**Exercise instructions:** Read the data below line by line and copy each one with "date" in it.

++++++++++

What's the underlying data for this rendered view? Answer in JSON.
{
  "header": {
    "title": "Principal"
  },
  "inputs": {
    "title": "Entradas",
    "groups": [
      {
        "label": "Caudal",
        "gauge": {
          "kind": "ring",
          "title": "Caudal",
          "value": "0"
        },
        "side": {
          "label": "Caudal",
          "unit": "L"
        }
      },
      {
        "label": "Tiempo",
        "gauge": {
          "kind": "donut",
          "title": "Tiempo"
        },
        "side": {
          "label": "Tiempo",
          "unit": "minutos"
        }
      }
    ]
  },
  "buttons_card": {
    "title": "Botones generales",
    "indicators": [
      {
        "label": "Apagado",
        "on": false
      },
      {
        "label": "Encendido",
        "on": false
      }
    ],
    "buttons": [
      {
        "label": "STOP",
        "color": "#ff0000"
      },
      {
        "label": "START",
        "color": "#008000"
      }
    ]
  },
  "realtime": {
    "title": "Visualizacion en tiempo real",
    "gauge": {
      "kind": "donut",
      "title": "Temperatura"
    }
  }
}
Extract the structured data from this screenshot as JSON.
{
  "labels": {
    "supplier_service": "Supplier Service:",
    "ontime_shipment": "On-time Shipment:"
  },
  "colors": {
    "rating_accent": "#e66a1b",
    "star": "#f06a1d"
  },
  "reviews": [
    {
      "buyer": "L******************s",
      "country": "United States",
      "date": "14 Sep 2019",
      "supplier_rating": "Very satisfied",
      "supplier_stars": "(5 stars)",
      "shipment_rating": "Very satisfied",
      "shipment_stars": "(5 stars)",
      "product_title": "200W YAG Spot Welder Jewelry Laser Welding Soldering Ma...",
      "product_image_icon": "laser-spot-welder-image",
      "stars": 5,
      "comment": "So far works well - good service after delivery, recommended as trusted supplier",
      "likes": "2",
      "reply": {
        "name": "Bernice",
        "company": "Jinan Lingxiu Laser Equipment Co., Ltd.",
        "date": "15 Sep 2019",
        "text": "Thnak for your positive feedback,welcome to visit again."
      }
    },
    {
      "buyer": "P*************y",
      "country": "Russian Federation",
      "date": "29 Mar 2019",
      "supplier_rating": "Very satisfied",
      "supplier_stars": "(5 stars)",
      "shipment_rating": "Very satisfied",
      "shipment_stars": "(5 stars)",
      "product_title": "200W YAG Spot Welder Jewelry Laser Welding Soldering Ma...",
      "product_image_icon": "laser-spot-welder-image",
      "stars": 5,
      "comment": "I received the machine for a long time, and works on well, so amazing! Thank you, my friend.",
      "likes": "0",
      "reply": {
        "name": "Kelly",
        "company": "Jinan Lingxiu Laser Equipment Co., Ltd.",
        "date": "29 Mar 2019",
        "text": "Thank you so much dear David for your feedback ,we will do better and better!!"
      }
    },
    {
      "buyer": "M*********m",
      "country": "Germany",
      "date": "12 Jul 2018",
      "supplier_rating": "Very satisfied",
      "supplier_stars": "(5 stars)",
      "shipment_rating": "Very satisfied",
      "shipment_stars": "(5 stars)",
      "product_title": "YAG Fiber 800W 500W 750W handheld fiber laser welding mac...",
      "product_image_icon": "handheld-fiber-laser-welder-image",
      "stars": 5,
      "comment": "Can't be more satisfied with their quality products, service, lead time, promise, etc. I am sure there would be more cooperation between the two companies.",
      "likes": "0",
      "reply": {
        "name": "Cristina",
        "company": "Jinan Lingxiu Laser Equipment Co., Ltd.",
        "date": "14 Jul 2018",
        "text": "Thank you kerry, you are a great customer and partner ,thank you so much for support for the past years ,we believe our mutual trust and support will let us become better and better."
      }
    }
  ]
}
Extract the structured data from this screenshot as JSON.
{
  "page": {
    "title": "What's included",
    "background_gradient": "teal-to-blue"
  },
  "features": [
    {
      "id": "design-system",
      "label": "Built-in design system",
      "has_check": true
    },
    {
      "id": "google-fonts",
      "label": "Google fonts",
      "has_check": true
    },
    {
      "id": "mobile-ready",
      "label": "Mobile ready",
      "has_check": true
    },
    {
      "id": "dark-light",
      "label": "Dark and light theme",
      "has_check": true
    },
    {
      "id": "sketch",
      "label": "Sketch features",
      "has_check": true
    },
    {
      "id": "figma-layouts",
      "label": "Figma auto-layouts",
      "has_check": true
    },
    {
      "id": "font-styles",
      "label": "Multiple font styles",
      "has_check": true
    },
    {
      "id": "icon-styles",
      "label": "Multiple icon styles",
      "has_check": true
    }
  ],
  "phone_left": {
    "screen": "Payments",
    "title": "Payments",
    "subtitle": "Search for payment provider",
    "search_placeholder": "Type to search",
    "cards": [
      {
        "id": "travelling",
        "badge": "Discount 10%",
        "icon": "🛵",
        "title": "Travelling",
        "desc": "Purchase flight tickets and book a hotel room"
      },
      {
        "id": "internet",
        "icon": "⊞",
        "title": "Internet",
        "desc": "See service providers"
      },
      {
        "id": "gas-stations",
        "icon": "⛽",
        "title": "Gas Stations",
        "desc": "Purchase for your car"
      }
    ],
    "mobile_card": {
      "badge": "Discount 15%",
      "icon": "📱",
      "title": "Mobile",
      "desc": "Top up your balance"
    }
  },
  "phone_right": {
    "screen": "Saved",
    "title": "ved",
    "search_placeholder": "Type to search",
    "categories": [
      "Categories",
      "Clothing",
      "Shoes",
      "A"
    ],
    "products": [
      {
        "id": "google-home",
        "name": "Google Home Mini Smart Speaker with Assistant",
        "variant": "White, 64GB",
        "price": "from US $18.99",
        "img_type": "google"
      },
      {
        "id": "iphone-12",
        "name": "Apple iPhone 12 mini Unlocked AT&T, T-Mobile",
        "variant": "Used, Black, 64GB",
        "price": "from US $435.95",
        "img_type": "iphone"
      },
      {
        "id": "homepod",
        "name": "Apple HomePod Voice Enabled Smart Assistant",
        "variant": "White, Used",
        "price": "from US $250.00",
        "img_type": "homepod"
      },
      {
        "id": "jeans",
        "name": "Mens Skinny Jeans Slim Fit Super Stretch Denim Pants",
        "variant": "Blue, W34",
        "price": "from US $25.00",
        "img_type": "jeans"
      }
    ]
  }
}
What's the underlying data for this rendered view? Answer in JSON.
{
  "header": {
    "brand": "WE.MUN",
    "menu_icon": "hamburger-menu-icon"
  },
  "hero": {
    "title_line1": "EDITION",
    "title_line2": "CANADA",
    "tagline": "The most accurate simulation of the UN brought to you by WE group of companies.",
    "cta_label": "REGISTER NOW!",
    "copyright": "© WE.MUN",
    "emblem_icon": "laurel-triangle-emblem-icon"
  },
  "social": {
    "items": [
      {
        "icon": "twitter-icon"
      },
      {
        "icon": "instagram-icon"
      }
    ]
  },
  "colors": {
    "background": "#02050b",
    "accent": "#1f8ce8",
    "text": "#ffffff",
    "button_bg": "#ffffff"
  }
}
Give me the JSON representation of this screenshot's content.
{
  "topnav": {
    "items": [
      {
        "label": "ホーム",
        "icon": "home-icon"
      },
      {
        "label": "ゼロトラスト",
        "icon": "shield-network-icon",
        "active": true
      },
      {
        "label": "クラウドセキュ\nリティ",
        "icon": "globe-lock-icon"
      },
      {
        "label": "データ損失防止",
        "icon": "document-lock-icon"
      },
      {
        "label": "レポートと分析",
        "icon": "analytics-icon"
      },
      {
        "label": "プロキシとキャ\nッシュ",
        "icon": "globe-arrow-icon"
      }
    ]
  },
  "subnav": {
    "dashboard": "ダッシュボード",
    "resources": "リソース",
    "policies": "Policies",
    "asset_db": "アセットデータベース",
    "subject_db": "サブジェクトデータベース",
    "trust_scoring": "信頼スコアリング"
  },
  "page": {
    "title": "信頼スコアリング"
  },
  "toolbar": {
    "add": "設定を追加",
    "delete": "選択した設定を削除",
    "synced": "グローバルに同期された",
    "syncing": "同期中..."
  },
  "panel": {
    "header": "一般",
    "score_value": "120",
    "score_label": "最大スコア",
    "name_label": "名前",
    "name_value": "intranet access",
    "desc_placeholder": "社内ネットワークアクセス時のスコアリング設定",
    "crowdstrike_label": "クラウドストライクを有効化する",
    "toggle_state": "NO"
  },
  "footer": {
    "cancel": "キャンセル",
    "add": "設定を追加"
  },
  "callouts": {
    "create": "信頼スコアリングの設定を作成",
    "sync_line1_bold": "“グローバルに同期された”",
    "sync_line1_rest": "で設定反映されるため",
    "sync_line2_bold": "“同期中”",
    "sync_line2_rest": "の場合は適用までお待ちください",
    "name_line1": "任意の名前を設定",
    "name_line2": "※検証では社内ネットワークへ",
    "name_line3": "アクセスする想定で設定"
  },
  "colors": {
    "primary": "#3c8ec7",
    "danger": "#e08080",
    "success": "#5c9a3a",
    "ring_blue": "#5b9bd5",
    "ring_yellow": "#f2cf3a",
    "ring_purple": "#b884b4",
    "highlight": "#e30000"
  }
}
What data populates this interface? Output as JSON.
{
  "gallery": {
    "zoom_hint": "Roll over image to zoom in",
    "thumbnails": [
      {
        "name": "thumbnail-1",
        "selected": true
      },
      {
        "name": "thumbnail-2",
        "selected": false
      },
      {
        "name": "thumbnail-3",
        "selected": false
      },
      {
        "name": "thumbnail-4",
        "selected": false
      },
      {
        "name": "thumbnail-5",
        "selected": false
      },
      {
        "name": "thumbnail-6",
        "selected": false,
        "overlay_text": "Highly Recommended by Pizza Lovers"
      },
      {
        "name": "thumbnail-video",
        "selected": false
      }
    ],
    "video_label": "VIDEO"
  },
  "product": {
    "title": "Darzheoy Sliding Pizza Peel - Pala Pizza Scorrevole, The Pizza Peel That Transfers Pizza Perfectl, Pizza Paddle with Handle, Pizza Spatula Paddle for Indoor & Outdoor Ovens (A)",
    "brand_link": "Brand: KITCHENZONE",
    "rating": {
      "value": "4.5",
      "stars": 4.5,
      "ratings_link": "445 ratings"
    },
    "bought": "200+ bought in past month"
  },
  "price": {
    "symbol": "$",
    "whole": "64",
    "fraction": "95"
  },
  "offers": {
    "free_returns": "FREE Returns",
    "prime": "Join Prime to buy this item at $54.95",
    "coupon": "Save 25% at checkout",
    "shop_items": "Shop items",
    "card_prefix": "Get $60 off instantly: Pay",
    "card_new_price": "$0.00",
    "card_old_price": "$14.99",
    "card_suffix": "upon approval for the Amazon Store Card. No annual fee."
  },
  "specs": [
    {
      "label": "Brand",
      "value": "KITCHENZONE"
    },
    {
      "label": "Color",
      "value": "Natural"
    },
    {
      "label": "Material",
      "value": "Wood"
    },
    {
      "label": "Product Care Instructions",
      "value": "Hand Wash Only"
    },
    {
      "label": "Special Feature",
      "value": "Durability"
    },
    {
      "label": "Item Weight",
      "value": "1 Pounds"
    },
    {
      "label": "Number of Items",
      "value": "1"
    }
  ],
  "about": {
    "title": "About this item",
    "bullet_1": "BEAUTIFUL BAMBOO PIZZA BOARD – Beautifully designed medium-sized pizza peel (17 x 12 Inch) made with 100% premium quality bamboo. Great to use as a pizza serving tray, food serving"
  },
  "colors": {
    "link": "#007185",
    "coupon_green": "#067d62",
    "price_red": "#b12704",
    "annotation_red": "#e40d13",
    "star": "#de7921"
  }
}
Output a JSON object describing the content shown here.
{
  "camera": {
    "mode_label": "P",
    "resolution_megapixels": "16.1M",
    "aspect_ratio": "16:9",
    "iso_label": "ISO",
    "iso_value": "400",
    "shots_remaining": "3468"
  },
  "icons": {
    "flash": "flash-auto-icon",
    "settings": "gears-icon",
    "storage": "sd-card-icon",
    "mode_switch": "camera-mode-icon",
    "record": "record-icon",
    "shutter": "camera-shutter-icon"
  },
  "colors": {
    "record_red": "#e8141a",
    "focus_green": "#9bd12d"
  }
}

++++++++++

**Written solution:**
      "date": "14 Sep 2019",
        "date": "15 Sep 2019",
      "date": "29 Mar 2019",
        "date": "29 Mar 2019",
      "date": "12 Jul 2018",
        "date": "14 Jul 2018",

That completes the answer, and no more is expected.